  16. Quality assurance - universities • Universities Act (1997) • Universities responsible for QA • Review by department • Delegated external review functions to IUQB • System reviewed by HEA • QA procedures arranged in accordance with A Framework for Quality in Irish Universities (IUQB) • Each university has it own Quality Assurance policy

  17. Quality assurance – institutes of technology & other colleges • Qualifications Act (1999) • HETAC for HE in institutes of technology and independent colleges • Programme accreditation and review • Delegation of authority to institutes of technology to award and accredit programmes • Provider QA procedures agreed by HETAC • Provider QA effectiveness reviewed by HETAC • DIT responsible for QA – published procedures • DIT QA effectiveness reviewed by NQAI

  18. Professional body accreditation • “setting up and maintaining proper standards of professional and general education and training for admission to membership or to any category of membership of the Institution, with power to provide and prescribe instruction and courses of study and to conduct examinations for the purpose of maintaining such standards” • Engineers Ireland charter

  19. Effects of professional accreditation for learners • Recognition of learning • Membership of community of peers • Legal right to title • Legal right to practice • Market effect • Varies in breadth and importance

  20. Effects of professional accreditation for providers • Quality assurance • Standard setting • Peer recognition (domestic & international) • Marketing • Disciplinary advancement • Internal resource competition factor

  21. Diversity of professional accreditation • Direct provision and assessment • Direct assessment, provision neutral • Programme recognition plus assessment • Partial programme recognition • Full recognition of programme and assessment

  22. Possible tensions Resource Management Programme Professional accreditation Academic QA

  23. Common features of professional & academic accreditation - standards • Specification of standards • Learning outcomes (knowledge, skill and competence) • Input (curricular content) • Input (programme resources, staff levels and competence) • Input (student selection)
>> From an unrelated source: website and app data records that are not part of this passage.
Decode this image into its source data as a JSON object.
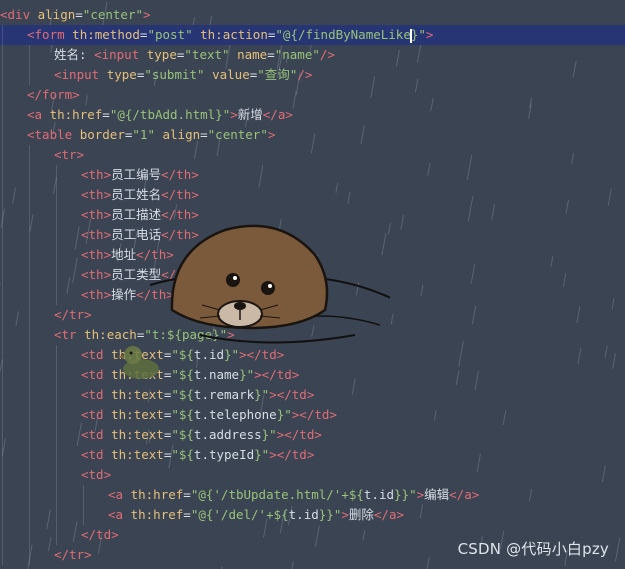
{
  "editor": {
    "lines": [
      {
        "indent": 0,
        "tokens": [
          {
            "t": "<",
            "c": "tag"
          },
          {
            "t": "div",
            "c": "tag"
          },
          {
            "t": " align",
            "c": "attr"
          },
          {
            "t": "=",
            "c": "txt"
          },
          {
            "t": "\"center\"",
            "c": "str"
          },
          {
            "t": ">",
            "c": "tag"
          }
        ]
      },
      {
        "indent": 1,
        "current": true,
        "tokens": [
          {
            "t": "<",
            "c": "tag"
          },
          {
            "t": "form",
            "c": "tag"
          },
          {
            "t": " th:method",
            "c": "attr"
          },
          {
            "t": "=",
            "c": "txt"
          },
          {
            "t": "\"post\"",
            "c": "str"
          },
          {
            "t": " th:action",
            "c": "attr"
          },
          {
            "t": "=",
            "c": "txt"
          },
          {
            "t": "\"@{/findByNameLike",
            "c": "str"
          },
          {
            "caret": true
          },
          {
            "t": "}\"",
            "c": "str"
          },
          {
            "t": ">",
            "c": "tag"
          }
        ]
      },
      {
        "indent": 2,
        "tokens": [
          {
            "t": "姓名: ",
            "c": "txt"
          },
          {
            "t": "<",
            "c": "tag"
          },
          {
            "t": "input",
            "c": "tag"
          },
          {
            "t": " type",
            "c": "attr"
          },
          {
            "t": "=",
            "c": "txt"
          },
          {
            "t": "\"text\"",
            "c": "str"
          },
          {
            "t": " name",
            "c": "attr"
          },
          {
            "t": "=",
            "c": "txt"
          },
          {
            "t": "\"name\"",
            "c": "str"
          },
          {
            "t": "/>",
            "c": "tag"
          }
        ]
      },
      {
        "indent": 2,
        "tokens": [
          {
            "t": "<",
            "c": "tag"
          },
          {
            "t": "input",
            "c": "tag"
          },
          {
            "t": " type",
            "c": "attr"
          },
          {
            "t": "=",
            "c": "txt"
          },
          {
            "t": "\"submit\"",
            "c": "str"
          },
          {
            "t": " value",
            "c": "attr"
          },
          {
            "t": "=",
            "c": "txt"
          },
          {
            "t": "\"查询\"",
            "c": "str"
          },
          {
            "t": "/>",
            "c": "tag"
          }
        ]
      },
      {
        "indent": 1,
        "tokens": [
          {
            "t": "</form>",
            "c": "tag"
          }
        ]
      },
      {
        "indent": 1,
        "tokens": [
          {
            "t": "<",
            "c": "tag"
          },
          {
            "t": "a",
            "c": "tag"
          },
          {
            "t": " th:href",
            "c": "attr"
          },
          {
            "t": "=",
            "c": "txt"
          },
          {
            "t": "\"@{/tbAdd.html}\"",
            "c": "str"
          },
          {
            "t": ">",
            "c": "tag"
          },
          {
            "t": "新增",
            "c": "txt"
          },
          {
            "t": "</a>",
            "c": "tag"
          }
        ]
      },
      {
        "indent": 1,
        "tokens": [
          {
            "t": "<",
            "c": "tag"
          },
          {
            "t": "table",
            "c": "tag"
          },
          {
            "t": " border",
            "c": "attr"
          },
          {
            "t": "=",
            "c": "txt"
          },
          {
            "t": "\"1\"",
            "c": "str"
          },
          {
            "t": " align",
            "c": "attr"
          },
          {
            "t": "=",
            "c": "txt"
          },
          {
            "t": "\"center\"",
            "c": "str"
          },
          {
            "t": ">",
            "c": "tag"
          }
        ]
      },
      {
        "indent": 2,
        "tokens": [
          {
            "t": "<tr>",
            "c": "tag"
          }
        ]
      },
      {
        "indent": 3,
        "tokens": [
          {
            "t": "<th>",
            "c": "tag"
          },
          {
            "t": "员工编号",
            "c": "txt"
          },
          {
            "t": "</th>",
            "c": "tag"
          }
        ]
      },
      {
        "indent": 3,
        "tokens": [
          {
            "t": "<th>",
            "c": "tag"
          },
          {
            "t": "员工姓名",
            "c": "txt"
          },
          {
            "t": "</th>",
            "c": "tag"
          }
        ]
      },
      {
        "indent": 3,
        "tokens": [
          {
            "t": "<th>",
            "c": "tag"
          },
          {
            "t": "员工描述",
            "c": "txt"
          },
          {
            "t": "</th>",
            "c": "tag"
          }
        ]
      },
      {
        "indent": 3,
        "tokens": [
          {
            "t": "<th>",
            "c": "tag"
          },
          {
            "t": "员工电话",
            "c": "txt"
          },
          {
            "t": "</th>",
            "c": "tag"
          }
        ]
      },
      {
        "indent": 3,
        "tokens": [
          {
            "t": "<th>",
            "c": "tag"
          },
          {
            "t": "地址",
            "c": "txt"
          },
          {
            "t": "</th>",
            "c": "tag"
          }
        ]
      },
      {
        "indent": 3,
        "tokens": [
          {
            "t": "<th>",
            "c": "tag"
          },
          {
            "t": "员工类型",
            "c": "txt"
          },
          {
            "t": "</th>",
            "c": "tag"
          }
        ]
      },
      {
        "indent": 3,
        "tokens": [
          {
            "t": "<th>",
            "c": "tag"
          },
          {
            "t": "操作",
            "c": "txt"
          },
          {
            "t": "</th>",
            "c": "tag"
          }
        ]
      },
      {
        "indent": 2,
        "tokens": [
          {
            "t": "</tr>",
            "c": "tag"
          }
        ]
      },
      {
        "indent": 2,
        "tokens": [
          {
            "t": "<",
            "c": "tag"
          },
          {
            "t": "tr",
            "c": "tag"
          },
          {
            "t": " th:each",
            "c": "attr"
          },
          {
            "t": "=",
            "c": "txt"
          },
          {
            "t": "\"t:${page}\"",
            "c": "str"
          },
          {
            "t": ">",
            "c": "tag"
          }
        ]
      },
      {
        "indent": 3,
        "tokens": [
          {
            "t": "<",
            "c": "tag"
          },
          {
            "t": "td",
            "c": "tag"
          },
          {
            "t": " th:text",
            "c": "attr"
          },
          {
            "t": "=",
            "c": "txt"
          },
          {
            "t": "\"${",
            "c": "str"
          },
          {
            "t": "t.id",
            "c": "expr"
          },
          {
            "t": "}\"",
            "c": "str"
          },
          {
            "t": "></td>",
            "c": "tag"
          }
        ]
      },
      {
        "indent": 3,
        "tokens": [
          {
            "t": "<",
            "c": "tag"
          },
          {
            "t": "td",
            "c": "tag"
          },
          {
            "t": " th:text",
            "c": "attr"
          },
          {
            "t": "=",
            "c": "txt"
          },
          {
            "t": "\"${",
            "c": "str"
          },
          {
            "t": "t.name",
            "c": "expr"
          },
          {
            "t": "}\"",
            "c": "str"
          },
          {
            "t": "></td>",
            "c": "tag"
          }
        ]
      },
      {
        "indent": 3,
        "tokens": [
          {
            "t": "<",
            "c": "tag"
          },
          {
            "t": "td",
            "c": "tag"
          },
          {
            "t": " th:text",
            "c": "attr"
          },
          {
            "t": "=",
            "c": "txt"
          },
          {
            "t": "\"${",
            "c": "str"
          },
          {
            "t": "t.remark",
            "c": "expr"
          },
          {
            "t": "}\"",
            "c": "str"
          },
          {
            "t": "></td>",
            "c": "tag"
          }
        ]
      },
      {
        "indent": 3,
        "tokens": [
          {
            "t": "<",
            "c": "tag"
          },
          {
            "t": "td",
            "c": "tag"
          },
          {
            "t": " th:text",
            "c": "attr"
          },
          {
            "t": "=",
            "c": "txt"
          },
          {
            "t": "\"${",
            "c": "str"
          },
          {
            "t": "t.telephone",
            "c": "expr"
          },
          {
            "t": "}\"",
            "c": "str"
          },
          {
            "t": "></td>",
            "c": "tag"
          }
        ]
      },
      {
        "indent": 3,
        "tokens": [
          {
            "t": "<",
            "c": "tag"
          },
          {
            "t": "td",
            "c": "tag"
          },
          {
            "t": " th:text",
            "c": "attr"
          },
          {
            "t": "=",
            "c": "txt"
          },
          {
            "t": "\"${",
            "c": "str"
          },
          {
            "t": "t.address",
            "c": "expr"
          },
          {
            "t": "}\"",
            "c": "str"
          },
          {
            "t": "></td>",
            "c": "tag"
          }
        ]
      },
      {
        "indent": 3,
        "tokens": [
          {
            "t": "<",
            "c": "tag"
          },
          {
            "t": "td",
            "c": "tag"
          },
          {
            "t": " th:text",
            "c": "attr"
          },
          {
            "t": "=",
            "c": "txt"
          },
          {
            "t": "\"${",
            "c": "str"
          },
          {
            "t": "t.typeId",
            "c": "expr"
          },
          {
            "t": "}\"",
            "c": "str"
          },
          {
            "t": "></td>",
            "c": "tag"
          }
        ]
      },
      {
        "indent": 3,
        "tokens": [
          {
            "t": "<td>",
            "c": "tag"
          }
        ]
      },
      {
        "indent": 4,
        "tokens": [
          {
            "t": "<",
            "c": "tag"
          },
          {
            "t": "a",
            "c": "tag"
          },
          {
            "t": " th:href",
            "c": "attr"
          },
          {
            "t": "=",
            "c": "txt"
          },
          {
            "t": "\"@{'/tbUpdate.html/'+${",
            "c": "str"
          },
          {
            "t": "t.id",
            "c": "expr"
          },
          {
            "t": "}}\"",
            "c": "str"
          },
          {
            "t": ">",
            "c": "tag"
          },
          {
            "t": "编辑",
            "c": "txt"
          },
          {
            "t": "</a>",
            "c": "tag"
          }
        ]
      },
      {
        "indent": 4,
        "tokens": [
          {
            "t": "<",
            "c": "tag"
          },
          {
            "t": "a",
            "c": "tag"
          },
          {
            "t": " th:href",
            "c": "attr"
          },
          {
            "t": "=",
            "c": "txt"
          },
          {
            "t": "\"@{'/del/'+${",
            "c": "str"
          },
          {
            "t": "t.id",
            "c": "expr"
          },
          {
            "t": "}}\"",
            "c": "str"
          },
          {
            "t": ">",
            "c": "tag"
          },
          {
            "t": "删除",
            "c": "txt"
          },
          {
            "t": "</a>",
            "c": "tag"
          }
        ]
      },
      {
        "indent": 3,
        "tokens": [
          {
            "t": "</td>",
            "c": "tag"
          }
        ]
      },
      {
        "indent": 2,
        "tokens": [
          {
            "t": "</tr>",
            "c": "tag"
          }
        ]
      }
    ]
  },
  "watermark": "CSDN @代码小白pzy",
  "colors": {
    "background": "#3b4452",
    "tag": "#e06c75",
    "attr": "#e5c07b",
    "string": "#98c379",
    "text": "#d8dde6",
    "current_line": "#263478"
  }
}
  24. Common features of professional & academic accreditation - process • Criteria • Peers • Independence • Periodic review

  25. Issues • Do professional and academic QA have distinct contributions to make or are they redundant? • How much does accreditation cost and is it worth it? • Can (should) professional bodies and academic authorities agree common standards? • Can (should) professional bodies and academic QA share accreditation processes?